### TASK PROMPT
Bring together copies of the lines in the data below that contain the word "Years".

· · · · ·

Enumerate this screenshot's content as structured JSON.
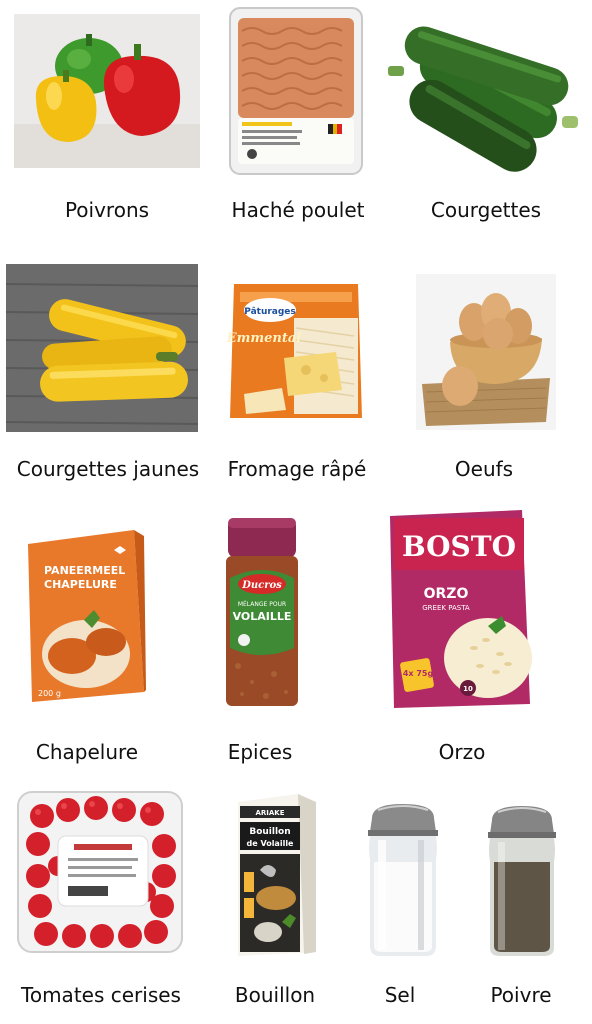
{
  "items": [
    {
      "id": "poivrons",
      "label": "Poivrons"
    },
    {
      "id": "hache-poulet",
      "label": "Haché poulet"
    },
    {
      "id": "courgettes",
      "label": "Courgettes"
    },
    {
      "id": "courgettes-jaunes",
      "label": "Courgettes jaunes"
    },
    {
      "id": "fromage-rape",
      "label": "Fromage râpé"
    },
    {
      "id": "oeufs",
      "label": "Oeufs"
    },
    {
      "id": "chapelure",
      "label": "Chapelure"
    },
    {
      "id": "epices",
      "label": "Epices"
    },
    {
      "id": "orzo",
      "label": "Orzo"
    },
    {
      "id": "tomates-cerises",
      "label": "Tomates cerises"
    },
    {
      "id": "bouillon",
      "label": "Bouillon"
    },
    {
      "id": "sel",
      "label": "Sel"
    },
    {
      "id": "poivre",
      "label": "Poivre"
    }
  ],
  "package_text": {
    "fromage_brand": "Pâturages",
    "fromage_product": "Emmental",
    "chapelure_line1": "PANEERMEEL",
    "chapelure_line2": "CHAPELURE",
    "chapelure_weight": "200 g",
    "epices_brand": "Ducros",
    "epices_line1": "MÉLANGE POUR",
    "epices_line2": "VOLAILLE",
    "orzo_brand": "BOSTO",
    "orzo_product": "ORZO",
    "orzo_sub": "GREEK PASTA",
    "orzo_portions": "4x 75g",
    "orzo_minutes": "10",
    "bouillon_brand": "ARIAKE",
    "bouillon_line1": "Bouillon",
    "bouillon_line2": "de Volaille"
  }
}
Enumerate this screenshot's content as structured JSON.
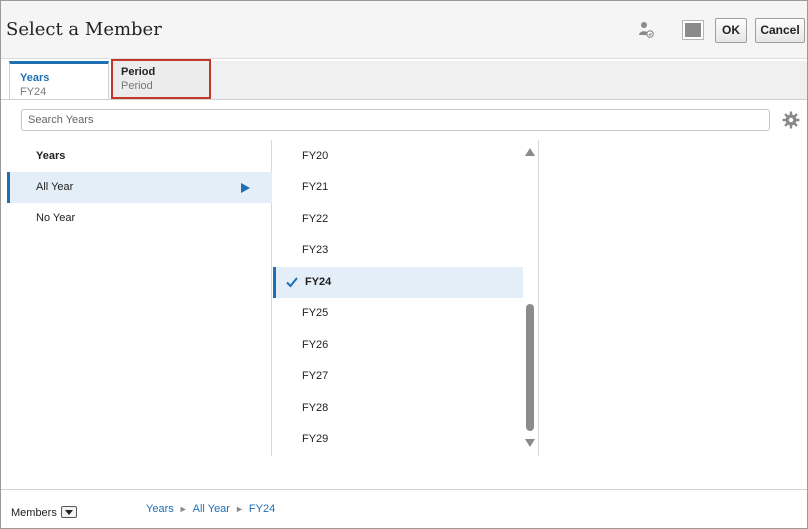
{
  "header": {
    "title": "Select a Member",
    "ok_label": "OK",
    "cancel_label": "Cancel"
  },
  "tabs": [
    {
      "label": "Years",
      "value": "FY24",
      "active": true
    },
    {
      "label": "Period",
      "value": "Period",
      "active": false
    }
  ],
  "search": {
    "placeholder": "Search Years"
  },
  "left_column": {
    "heading": "Years",
    "items": [
      {
        "label": "All Year",
        "selected": true
      },
      {
        "label": "No Year",
        "selected": false
      }
    ]
  },
  "members": {
    "items": [
      "FY20",
      "FY21",
      "FY22",
      "FY23",
      "FY24",
      "FY25",
      "FY26",
      "FY27",
      "FY28",
      "FY29"
    ],
    "selected": "FY24"
  },
  "footer": {
    "members_label": "Members",
    "breadcrumb": [
      "Years",
      "All Year",
      "FY24"
    ]
  },
  "colors": {
    "accent": "#1f6fb5",
    "selection_bg": "#e3eef9",
    "highlight_border": "#c0392b"
  }
}
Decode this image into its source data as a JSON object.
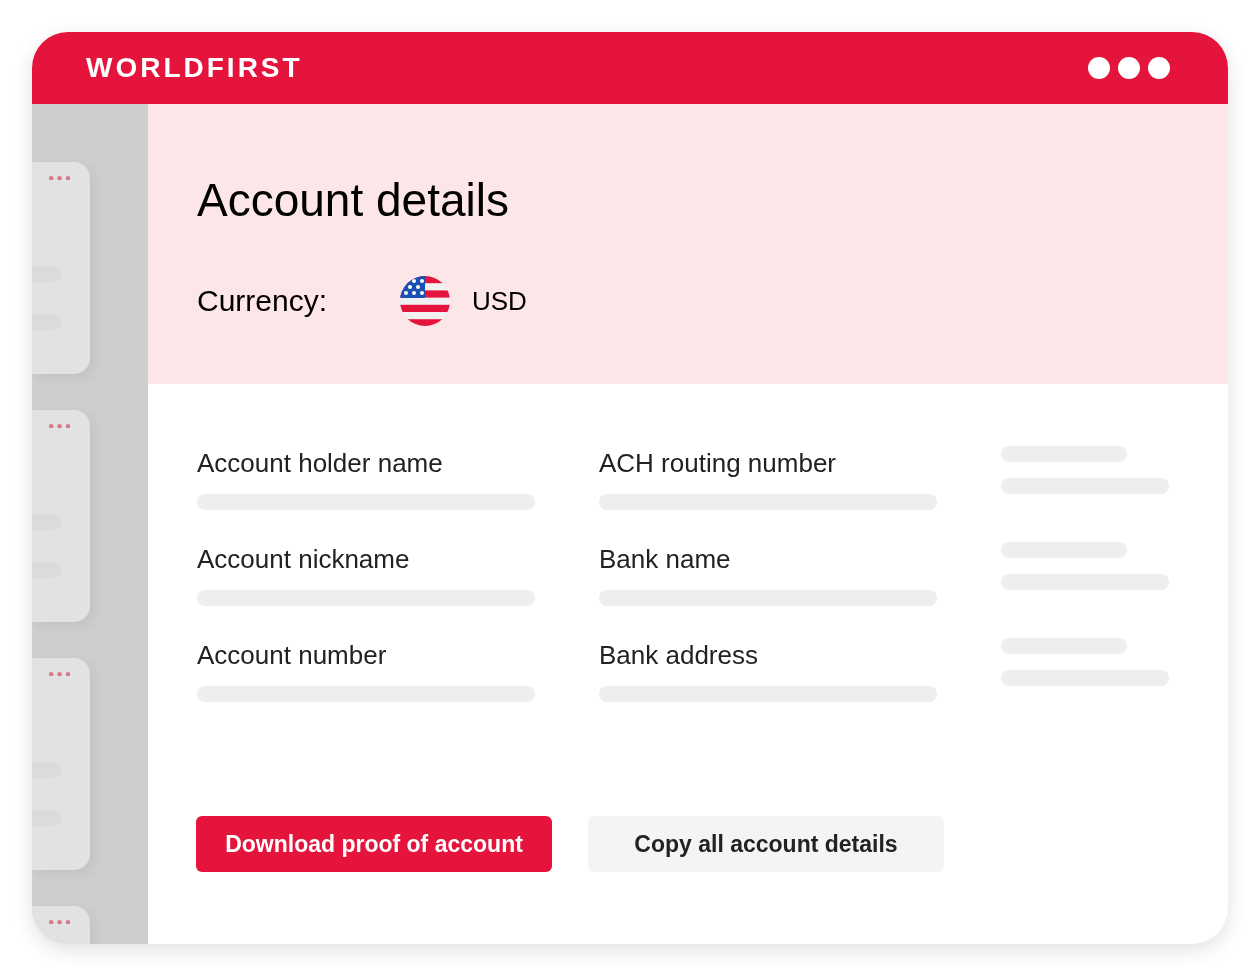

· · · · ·

### SOLUTION
      "label": "Years",
    "placeholder": "Search Years"
    "heading": "Years",
      "Years",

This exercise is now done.